The company, which performs ER management services for hospitals, turned to software developer
C. Pitman Baker & Associates, Inc. (CPB) (Irving, TX). CPB developed a data collection system using Texas Instruments Radio Frequency Identification (TI-RFid) Systems RFID (radio frequency identification) tags and Intermec (Everett, WA) 1800VT scanners to monitor the progress of patients through the ER. The system allows managers at Emergent to make important staffing decisions and adjustments to ER procedures.
RFID Tags Reduce Paperwork For ER Staff
In the RFID tag system, an ER employee tags a new patient's chart with a 13.56 Mhz smart label that will stay with the patient from admissions through the X-ray room and beyond. In the two-step registration process, an RFID-tagged chart is programmed with the patient's name, and a computer record indicating the time the patient entered the ER is generated.
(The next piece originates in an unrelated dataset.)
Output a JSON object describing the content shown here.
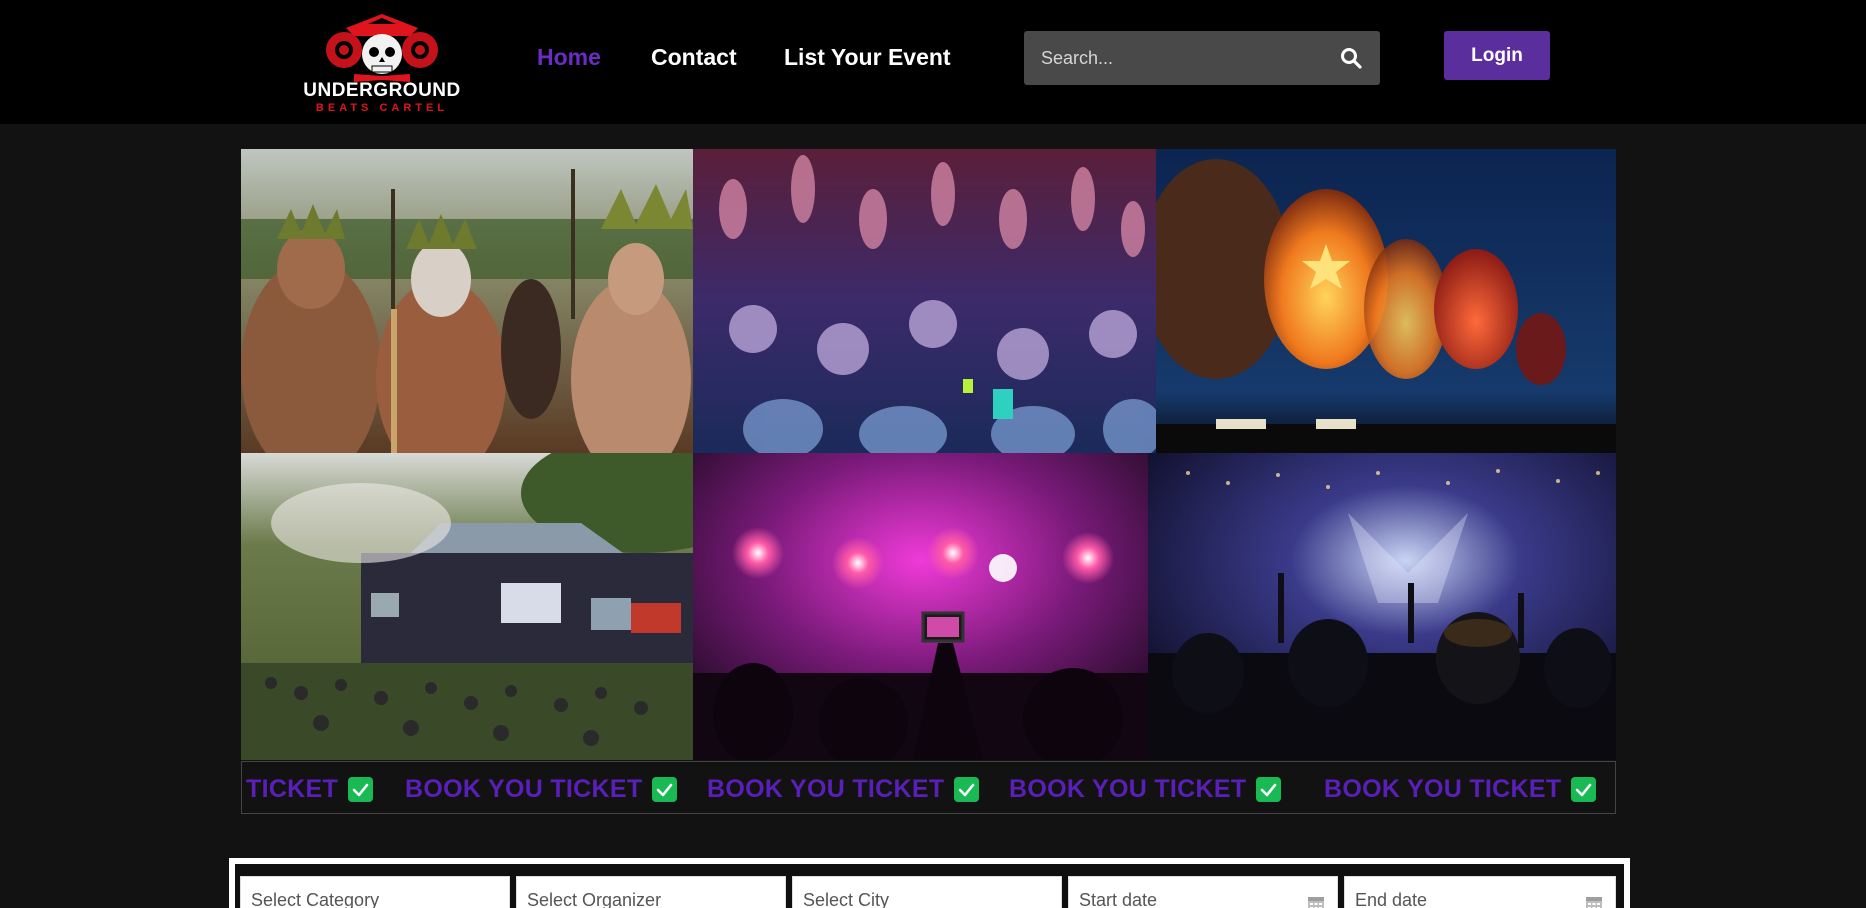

As the patient moves through the ER stations, hospital staff place the chart in RFID-enabled bins attached to the door of each station, and a place, date and time stamp is added to the patient's online record at each station. To eliminate bottlenecks in the ER, an alarm sounds at the nurse's monitoring station if a patient remains at a station beyond a specified length of time.
When a patient reaches the final station, the RFID tag is scanned, and the patient's record is updated as discharged. The tag is then assigned to the next patient. Employees no longer have to maintain paper files on patients as they move through the ER. Instead, patient information is updated in the department's computer database when the RFID tags are scanned. With the RFID system, Emergent can manage staffing assignments and efficiently move patients through the ER.